Glass blown, 3D printed black polymer (SLS), Calcium Chloride, Water
Common Datum (2020) was made through collaboration between Tobias Klein and Jane Prophet. It is an environmentally reactive, hygroscopic sculpture. A series of suspended vessels continuously absorb the humidity in the exhibition – generated through the breath of the audience. Slowly each 3D printed condenser accumulates water that slowly drips into a series of glass volumes. Even though all vessels are of individual shapes, locally absorbing moisture at a different rate, a common datum is created throughout all of them. The work articulates a confluence between traditional and digital craft in the context of environmental, participatory art.
The air we exhale is 100% saturated with water. The air in the lungs is essentially saturated with water at 37 C, which is about 44 mg/liter. The average lung capacity of an adult is about 6 liters. Once exhaled, the air cools to the ambient temperature, leaving the air supersaturated. If it is cool enough it will form a visible cloud. When our breath comes in contact with a cold surface, it will leave visible condensation.
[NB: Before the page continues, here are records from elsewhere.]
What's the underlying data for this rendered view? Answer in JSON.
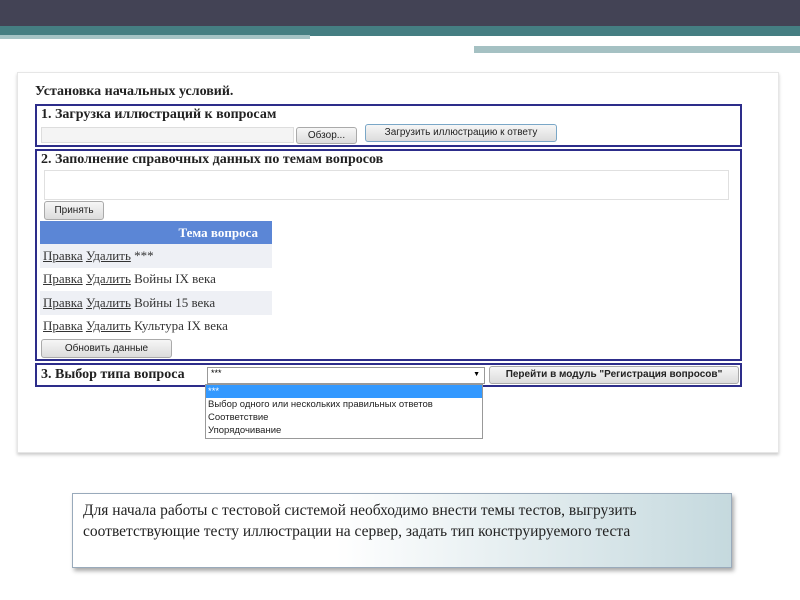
{
  "page_title": "Установка начальных условий.",
  "section1": {
    "heading": "1. Загрузка иллюстраций к вопросам",
    "browse_label": "Обзор...",
    "upload_label": "Загрузить иллюстрацию к ответу"
  },
  "section2": {
    "heading": "2. Заполнение справочных данных по темам вопросов",
    "accept_label": "Принять",
    "table": {
      "header": "Тема вопроса",
      "edit_label": "Правка",
      "delete_label": "Удалить",
      "rows": [
        {
          "topic": "***"
        },
        {
          "topic": "Войны IX века"
        },
        {
          "topic": "Войны 15 века"
        },
        {
          "topic": "Культура IX века"
        }
      ]
    },
    "refresh_label": "Обновить данные"
  },
  "section3": {
    "heading": "3. Выбор типа вопроса",
    "selected": "***",
    "go_label": "Перейти в модуль \"Регистрация вопросов\"",
    "options": [
      "***",
      "Выбор одного или нескольких правильных ответов",
      "Соответствие",
      "Упорядочивание"
    ]
  },
  "note": "Для начала работы  с  тестовой системой необходимо внести  темы тестов, выгрузить соответствующие тесту иллюстрации на сервер, задать тип конструируемого теста"
}
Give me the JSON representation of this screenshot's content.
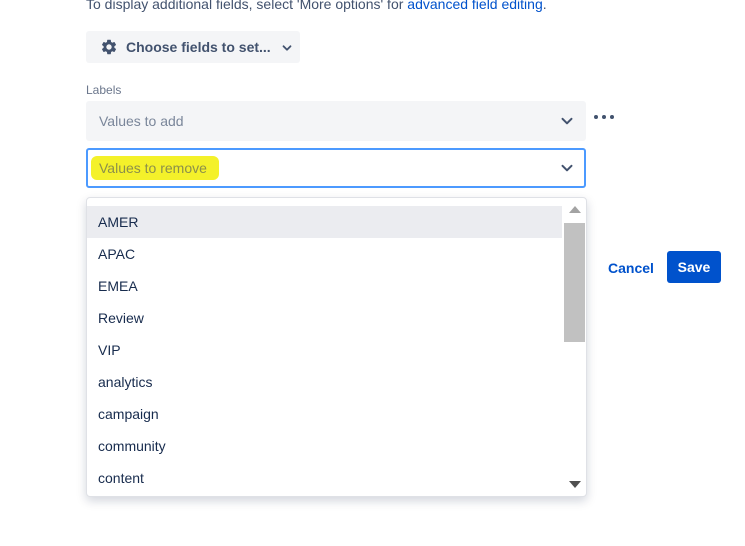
{
  "info": {
    "text": "To display additional fields, select 'More options' for",
    "link": "advanced field editing",
    "suffix": "."
  },
  "choose_fields": {
    "label": "Choose fields to set...",
    "icon": "gear-icon"
  },
  "labels_field": {
    "label": "Labels",
    "add_placeholder": "Values to add",
    "remove_placeholder": "Values to remove"
  },
  "dropdown": {
    "options": [
      "AMER",
      "APAC",
      "EMEA",
      "Review",
      "VIP",
      "analytics",
      "campaign",
      "community",
      "content"
    ],
    "highlighted": "AMER"
  },
  "actions": {
    "cancel": "Cancel",
    "save": "Save"
  },
  "colors": {
    "accent": "#0052cc",
    "focus_border": "#4c9aff",
    "highlight": "#f4f12a",
    "field_bg": "#f4f5f7"
  }
}
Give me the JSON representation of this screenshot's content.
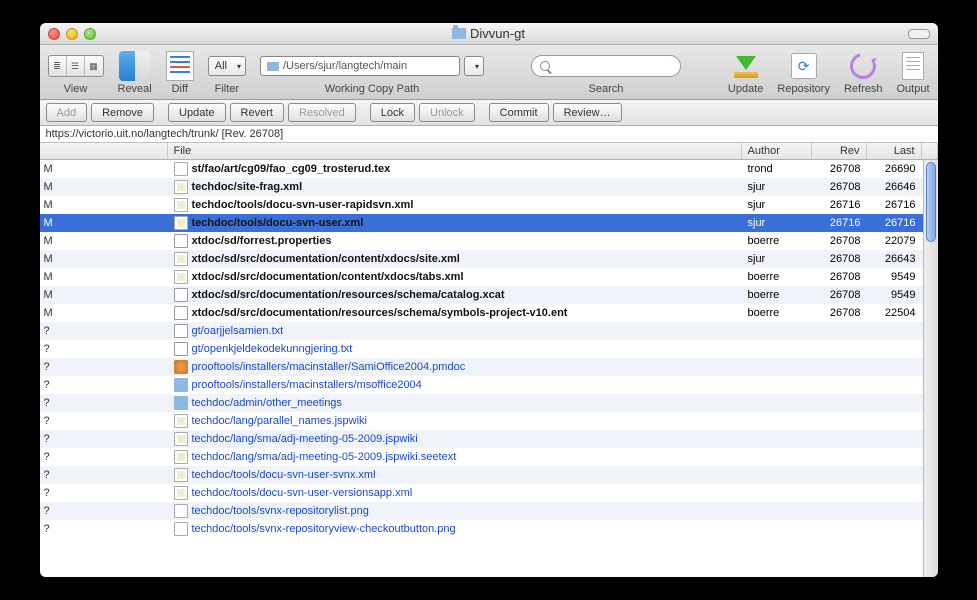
{
  "window": {
    "title": "Divvun-gt"
  },
  "toolbar": {
    "view": "View",
    "reveal": "Reveal",
    "diff": "Diff",
    "filter": "Filter",
    "filter_combo": "All",
    "wcpath_label": "Working Copy Path",
    "wcpath_value": "/Users/sjur/langtech/main",
    "search": "Search",
    "update": "Update",
    "repository": "Repository",
    "refresh": "Refresh",
    "output": "Output"
  },
  "actions": {
    "add": "Add",
    "remove": "Remove",
    "update": "Update",
    "revert": "Revert",
    "resolved": "Resolved",
    "lock": "Lock",
    "unlock": "Unlock",
    "commit": "Commit",
    "review": "Review…"
  },
  "pathbar": "https://victorio.uit.no/langtech/trunk/  [Rev. 26708]",
  "columns": {
    "file": "File",
    "author": "Author",
    "rev": "Rev",
    "last": "Last"
  },
  "rows": [
    {
      "status": "M",
      "icon": "doc",
      "file": "st/fao/art/cg09/fao_cg09_trosterud.tex",
      "author": "trond",
      "rev": "26708",
      "last": "26690",
      "link": false
    },
    {
      "status": "M",
      "icon": "xml",
      "file": "techdoc/site-frag.xml",
      "author": "sjur",
      "rev": "26708",
      "last": "26646",
      "link": false
    },
    {
      "status": "M",
      "icon": "xml",
      "file": "techdoc/tools/docu-svn-user-rapidsvn.xml",
      "author": "sjur",
      "rev": "26716",
      "last": "26716",
      "link": false
    },
    {
      "status": "M",
      "icon": "xml",
      "file": "techdoc/tools/docu-svn-user.xml",
      "author": "sjur",
      "rev": "26716",
      "last": "26716",
      "link": false,
      "selected": true
    },
    {
      "status": "M",
      "icon": "txt",
      "file": "xtdoc/sd/forrest.properties",
      "author": "boerre",
      "rev": "26708",
      "last": "22079",
      "link": false
    },
    {
      "status": "M",
      "icon": "xml",
      "file": "xtdoc/sd/src/documentation/content/xdocs/site.xml",
      "author": "sjur",
      "rev": "26708",
      "last": "26643",
      "link": false
    },
    {
      "status": "M",
      "icon": "xml",
      "file": "xtdoc/sd/src/documentation/content/xdocs/tabs.xml",
      "author": "boerre",
      "rev": "26708",
      "last": "9549",
      "link": false
    },
    {
      "status": "M",
      "icon": "txt",
      "file": "xtdoc/sd/src/documentation/resources/schema/catalog.xcat",
      "author": "boerre",
      "rev": "26708",
      "last": "9549",
      "link": false
    },
    {
      "status": "M",
      "icon": "txt",
      "file": "xtdoc/sd/src/documentation/resources/schema/symbols-project-v10.ent",
      "author": "boerre",
      "rev": "26708",
      "last": "22504",
      "link": false
    },
    {
      "status": "?",
      "icon": "txt",
      "file": "gt/oarjjelsamien.txt",
      "author": "",
      "rev": "",
      "last": "",
      "link": true
    },
    {
      "status": "?",
      "icon": "txt",
      "file": "gt/openkjeldekodekunngjering.txt",
      "author": "",
      "rev": "",
      "last": "",
      "link": true
    },
    {
      "status": "?",
      "icon": "pkg",
      "file": "prooftools/installers/macinstaller/SamiOffice2004.pmdoc",
      "author": "",
      "rev": "",
      "last": "",
      "link": true
    },
    {
      "status": "?",
      "icon": "folder",
      "file": "prooftools/installers/macinstallers/msoffice2004",
      "author": "",
      "rev": "",
      "last": "",
      "link": true
    },
    {
      "status": "?",
      "icon": "folder",
      "file": "techdoc/admin/other_meetings",
      "author": "",
      "rev": "",
      "last": "",
      "link": true
    },
    {
      "status": "?",
      "icon": "xml",
      "file": "techdoc/lang/parallel_names.jspwiki",
      "author": "",
      "rev": "",
      "last": "",
      "link": true
    },
    {
      "status": "?",
      "icon": "xml",
      "file": "techdoc/lang/sma/adj-meeting-05-2009.jspwiki",
      "author": "",
      "rev": "",
      "last": "",
      "link": true
    },
    {
      "status": "?",
      "icon": "xml",
      "file": "techdoc/lang/sma/adj-meeting-05-2009.jspwiki.seetext",
      "author": "",
      "rev": "",
      "last": "",
      "link": true
    },
    {
      "status": "?",
      "icon": "xml",
      "file": "techdoc/tools/docu-svn-user-svnx.xml",
      "author": "",
      "rev": "",
      "last": "",
      "link": true
    },
    {
      "status": "?",
      "icon": "xml",
      "file": "techdoc/tools/docu-svn-user-versionsapp.xml",
      "author": "",
      "rev": "",
      "last": "",
      "link": true
    },
    {
      "status": "?",
      "icon": "png",
      "file": "techdoc/tools/svnx-repositorylist.png",
      "author": "",
      "rev": "",
      "last": "",
      "link": true
    },
    {
      "status": "?",
      "icon": "png",
      "file": "techdoc/tools/svnx-repositoryview-checkoutbutton.png",
      "author": "",
      "rev": "",
      "last": "",
      "link": true
    }
  ]
}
Common Datum is an environmentally reactive, hygroscopic sculpture. A series of suspended 3D printed vessels continuously absorb the humidity in the meticulously environmentally controlled exhibition space. This humidity stems from the visitors. It is generated through their breath and the conversations they have. The process of filtering this humidity is based on maximizing surface area in lamellae-like 3D printed constructs – condensers -, and through a chemical hygroscopic substance attracting the water from the air. Slowly each 3D printed condenser accumulates water. Upon saturation, it drips along a series of threads drips into three glass volumes, mirroring the murmurs of conversation around the artwork. Without witnesses, in silence, the artworks seize to produce water. It stops, becomes inanimate without visitors, and only restarts when visitors, humidity, can be traced in the vicinity of the artwork.
The work explores the notion of reifying invisible forces, condensing the invisible traces of our presence as a physical element, accumulating the spoken memory of a place – participatory phenomenon -, into a solid form. The work articulates a confluence between traditional and digital craft in the context of environmental art. The articulation of such techne, the condensation, and poiesis, the memory, is a timeless and constant problem of any craftsmanship and one, “…in which Sublimation and Reification act as techne and the methods of Amalgamation/ Augmentation as poiesis.” (Klein, 2018) The medium is the site of an operational synthesis; a confluence of techniques and concepts so symbiotically intertwined that they cannot, and should not, be hierarchised one beneath the other.